The EAT said that the starting point is that, if an employee is reasonably ignorant of the time limit, it cannot be said to be reasonably practicable for him to comply with it. In this case, Mr Charman was ignorant of the time limit; the question is whether or not that ignorance was reasonable. That is a question of fact for the employment tribunal to determine. A claimant’s ignorance will not be reasonable if he or she ought reasonably to have made enquiries about how to bring a tribunal claim before the relevant time limit expired.

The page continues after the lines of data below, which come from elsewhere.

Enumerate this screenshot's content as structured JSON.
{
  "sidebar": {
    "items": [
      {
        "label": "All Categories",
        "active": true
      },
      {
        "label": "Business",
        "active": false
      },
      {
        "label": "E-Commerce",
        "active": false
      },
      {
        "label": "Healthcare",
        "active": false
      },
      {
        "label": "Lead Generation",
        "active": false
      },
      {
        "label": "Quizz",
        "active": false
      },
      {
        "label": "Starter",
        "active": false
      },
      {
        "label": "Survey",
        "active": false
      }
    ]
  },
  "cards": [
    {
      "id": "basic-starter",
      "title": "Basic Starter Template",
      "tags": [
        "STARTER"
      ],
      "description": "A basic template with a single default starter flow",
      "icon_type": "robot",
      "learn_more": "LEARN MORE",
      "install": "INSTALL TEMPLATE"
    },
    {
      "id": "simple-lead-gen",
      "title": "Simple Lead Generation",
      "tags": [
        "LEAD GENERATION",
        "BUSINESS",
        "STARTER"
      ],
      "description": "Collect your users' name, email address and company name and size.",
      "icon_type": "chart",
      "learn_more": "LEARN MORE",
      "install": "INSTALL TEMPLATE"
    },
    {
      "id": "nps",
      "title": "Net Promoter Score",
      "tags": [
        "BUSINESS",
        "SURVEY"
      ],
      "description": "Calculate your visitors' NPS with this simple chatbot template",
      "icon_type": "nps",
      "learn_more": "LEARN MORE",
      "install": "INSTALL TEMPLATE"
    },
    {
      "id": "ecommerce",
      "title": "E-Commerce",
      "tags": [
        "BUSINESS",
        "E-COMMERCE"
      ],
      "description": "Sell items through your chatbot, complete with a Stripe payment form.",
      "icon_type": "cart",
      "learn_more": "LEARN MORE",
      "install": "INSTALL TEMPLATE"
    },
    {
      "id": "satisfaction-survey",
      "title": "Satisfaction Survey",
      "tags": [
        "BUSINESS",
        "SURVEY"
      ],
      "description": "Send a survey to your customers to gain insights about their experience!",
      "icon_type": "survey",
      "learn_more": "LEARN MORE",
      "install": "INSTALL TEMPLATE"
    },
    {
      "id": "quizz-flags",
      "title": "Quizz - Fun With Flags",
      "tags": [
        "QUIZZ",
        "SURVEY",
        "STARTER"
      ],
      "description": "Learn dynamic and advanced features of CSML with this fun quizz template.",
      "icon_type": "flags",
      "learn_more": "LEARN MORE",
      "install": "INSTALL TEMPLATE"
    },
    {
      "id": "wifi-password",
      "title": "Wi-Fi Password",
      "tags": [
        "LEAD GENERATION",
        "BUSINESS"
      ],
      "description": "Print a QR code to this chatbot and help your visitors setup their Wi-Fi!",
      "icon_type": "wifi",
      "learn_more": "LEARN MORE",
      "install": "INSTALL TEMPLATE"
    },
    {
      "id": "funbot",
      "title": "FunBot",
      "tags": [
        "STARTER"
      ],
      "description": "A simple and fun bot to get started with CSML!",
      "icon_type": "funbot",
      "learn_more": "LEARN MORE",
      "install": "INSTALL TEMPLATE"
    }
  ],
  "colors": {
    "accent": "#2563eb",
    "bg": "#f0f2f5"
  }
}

The employment judge’s finding that it was reasonable in the circumstances for Mr Charman to defer investigating the possibility of taking legal action until after the outcome of the appeal was not perverse and could not be interfered with. In the circumstances, the judge’s finding that it was not reasonably practicable for the claim to be submitted before 21 July was “somewhat on the generous side” in respect of the further delay after the appeal decision, but also not perverse.


It will be rare that an individual will be able to rely solely on awaiting the outcome of an internal process to justify a delay in submitting a tribunal claim. There is clear authority that it will generally be reasonably practicable for an employee to commence tribunal proceedings while an internal appeal is pending.

However, the question is ultimately whether or not the individual was aware of the time limit for bringing a claim and, if not, whether or not that lack of awareness is reasonable. Where the individual has taken advice, whether from a lawyer or a trade union, he or she will generally be treated as being aware of the time limit.

In cases where the individual has received no advice, the reasonableness of lack of knowledge of the time limit for bringing a claim will depend on the particular circumstances. Reasonable practicability is a question of fact, so it is important that respondents take time to challenge any submissions made by a claimant that he or she was unaware of the relevant time limits involved, as the employment tribunal’s decision in this regard will be difficult to appeal once determined.

Sandra Wallace, employment practice, DLA Piper

Practical guidance from XpertHR on tribunal time limits

Comments are closed.